Data extract >>
● ● ●

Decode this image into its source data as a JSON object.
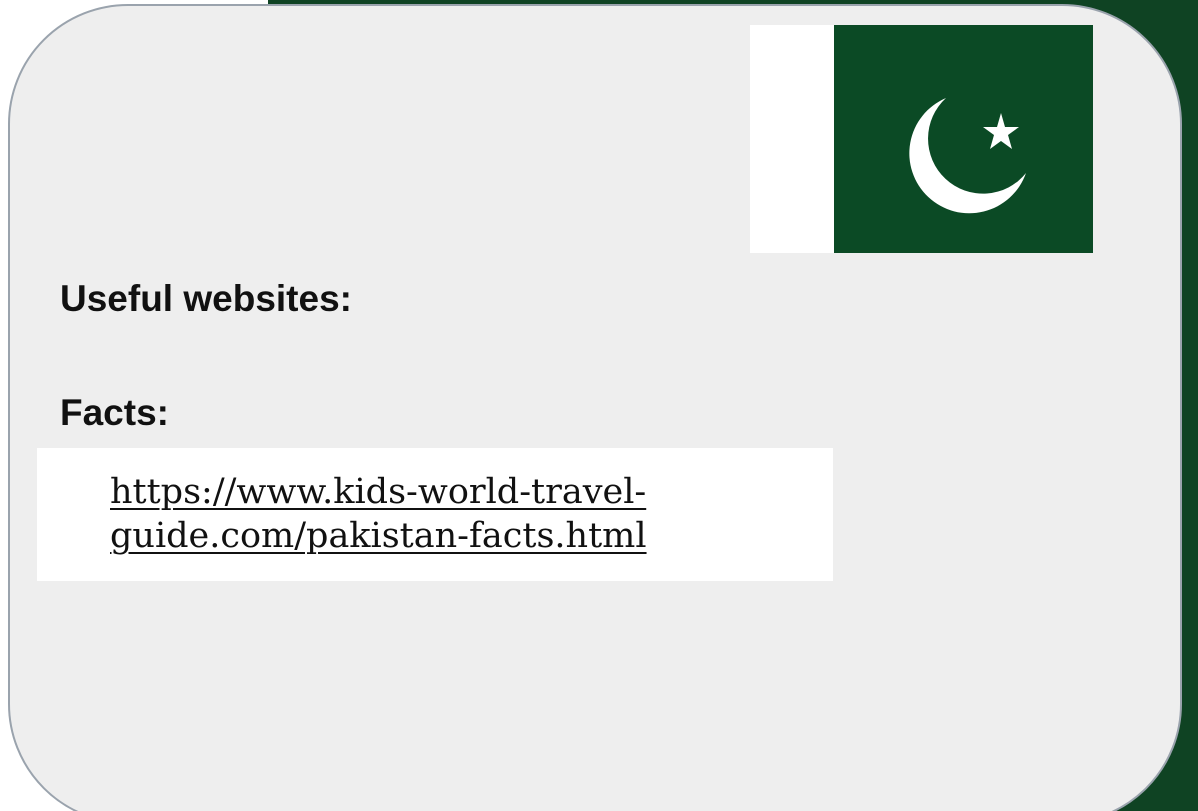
{
  "slide": {
    "useful_websites_heading": "Useful websites:",
    "facts_heading": "Facts:",
    "link_line1": "https://www.kids-world-travel-",
    "link_line2": "guide.com/pakistan-facts.html"
  },
  "flag": {
    "icon": "pakistan-flag-icon",
    "field_color": "#0b4a25",
    "hoist_color": "#ffffff"
  },
  "colors": {
    "background_band": "#0f4323",
    "card": "#eeeeee",
    "card_border": "#9aa3ad"
  }
}
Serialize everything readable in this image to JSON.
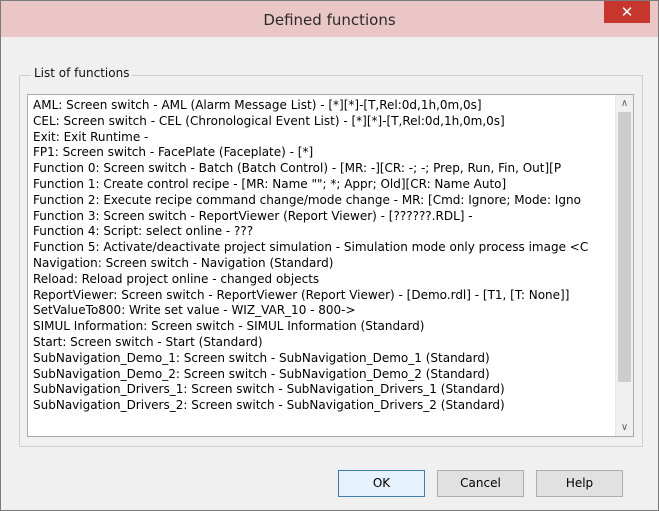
{
  "window": {
    "title": "Defined functions",
    "close_glyph": "✕"
  },
  "group": {
    "label": "List of functions"
  },
  "functions": [
    "AML: Screen switch - AML (Alarm Message List) - [*][*]-[T,Rel:0d,1h,0m,0s]",
    "CEL: Screen switch - CEL (Chronological Event List) - [*][*]-[T,Rel:0d,1h,0m,0s]",
    "Exit: Exit Runtime -",
    "FP1: Screen switch - FacePlate (Faceplate) - [*]",
    "Function 0: Screen switch - Batch (Batch Control) - [MR: -][CR: -; -; Prep, Run, Fin, Out][P",
    "Function 1: Create control recipe - [MR: Name \"\"; *; Appr; Old][CR: Name Auto]",
    "Function 2: Execute recipe command change/mode change - MR: [Cmd: Ignore; Mode: Igno",
    "Function 3: Screen switch - ReportViewer (Report Viewer) - [??????.RDL] -",
    "Function 4: Script: select online - ???",
    "Function 5: Activate/deactivate project simulation - Simulation mode only process image <C",
    "Navigation: Screen switch - Navigation (Standard)",
    "Reload: Reload project online - changed objects",
    "ReportViewer: Screen switch - ReportViewer (Report Viewer) - [Demo.rdl] - [T1, [T: None]]",
    "SetValueTo800: Write set value - WIZ_VAR_10 - 800->",
    "SIMUL Information: Screen switch - SIMUL Information (Standard)",
    "Start: Screen switch - Start (Standard)",
    "SubNavigation_Demo_1: Screen switch - SubNavigation_Demo_1 (Standard)",
    "SubNavigation_Demo_2: Screen switch - SubNavigation_Demo_2 (Standard)",
    "SubNavigation_Drivers_1: Screen switch - SubNavigation_Drivers_1 (Standard)",
    "SubNavigation_Drivers_2: Screen switch - SubNavigation_Drivers_2 (Standard)"
  ],
  "scrollbar": {
    "up_glyph": "∧",
    "down_glyph": "∨"
  },
  "buttons": {
    "ok": "OK",
    "cancel": "Cancel",
    "help": "Help"
  }
}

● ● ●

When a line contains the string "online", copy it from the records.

Response >>
    "Function 4: Script: select online - ???",
    "Reload: Reload project online - changed objects",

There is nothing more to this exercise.